my guess is that the average customer in this situation is giving somewhat less than an 'informed consent'.
I will simply make an open statement.
There are few people as outspoken as myself on topics that might be termed as "controversial organicish style beekeeping practices". I stand by every statement I've ever made, and always have....and I've apologized when I've made mistakes or been wrong....consistently, for years.
I don't see any reason why anyone would think that I'm less than honest in my dealings with our customers, wholesale accounts, or suppliers.
If you want to imply otherwise, please give some specifics....or stick it.
...the consumer and retailer that relies on the honesty and integrity of Dee Lusby, Kirk Webster, and Bob Brachman as well as the integrity of Ramona and me, is in very good hands.
Another standard that is easier to achieve is Certified Naturally Grown. Essentially CNG pays minimal attention to where the bees may forage instead focusing on how the bees are managed.
There are a few beekeepers who have had their apiaries certified as organic over the years. Based on what we were told at EAS I think some (what percentage I'm not sure) found the paper work and hassle of jumping through hoops didn't result in the hoped for premium price for their honey, resulting in the beekeepers opting out of the organic program.
I looked at CNG for my operation and found some of the requirements (like minimum hive stand heights) over the top.
"...the consumer and retailer that relies on the honesty and integrity of Dee Lusby, Kirk Webster, and Bob Brachman as well as the integrity of Ramona and me, is in very good hands."
And thousands of others.
"but our suppliers secure a reasonable premium for being treatment free in their management"
and why is that dean? is it because the public has come to believe that this honey is superior to honey that was obtained from suppliers that are not treatment free in their management?
how would the public come to believe such a thing?
welcome to the no spin zone.
When we sampled honey from the shelf of local health food store (as I've posted here before), most was adulterated with up to 30% beet or corn sugar (from an "organic farm" no less). Small beekeepers that bought in honey from a large beekeeper had adulterated...the same large beekeeper's honey under their own label is pure. ...all the while the small beekeepers are claiming to have produced the honey with their own bees (in one case, the beekeeper had recently come to this country, and didn't yet have bees).
I can't keep track of thousands of beekeepers...but I can work with a few who have practices that make sense to me and are in line with my own. It's worth noting that they all have very different practices...Dee is the only one that is small cell, she and Kirk both make their own foundation, Dee keeps repopulating the same number of production hives with walk away splits from survivors to maintain numbers, Kirk overwinters nucs to hives 3:1, Bob is part of the Russian breeding program. Dee harvests year round, kirk in the summer, and Bob (even though he is not too far from Kirk) sometimes gets a summer harvest and a reliable fall flow or two.

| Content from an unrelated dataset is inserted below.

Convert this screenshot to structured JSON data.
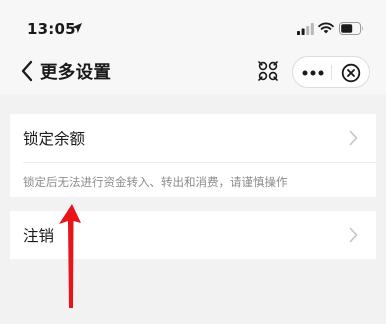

When we have discussed this stuff before we have talked about rice syrup adulteration, about HFCS feeders on with honey supers, of shop towel treatments, transhipped honey, etc.
There is great honey out there...but it is rather impossible for the consumer to be sure they are getting it....and no segment of "the industry" is interested in solving this problem. Hobbyists want to be able to buy a few buckets and do a flea market or two and sell it as their own. Packers want to buy cheap and market high.
So you are free to figure out how to separate the wheat from the chaff for everyone go ahead...I don't have a clue. I can only do what I can do.
Are you accusing me of marketing an honest product that has the beekeeper's name and practices on the label? Of not making any misrepresentations but being honest in all my interactions with my customers? If not, please be specific.
In any case, I'm not really sure what your problem is...I've done my best to be as helpful as I can to you and answer your questions the best I can....I'm a pretty easy going guy, but I'm probably not going to waste any more time with your jeckyl/hyde act. ...it isn't terribly rewarding.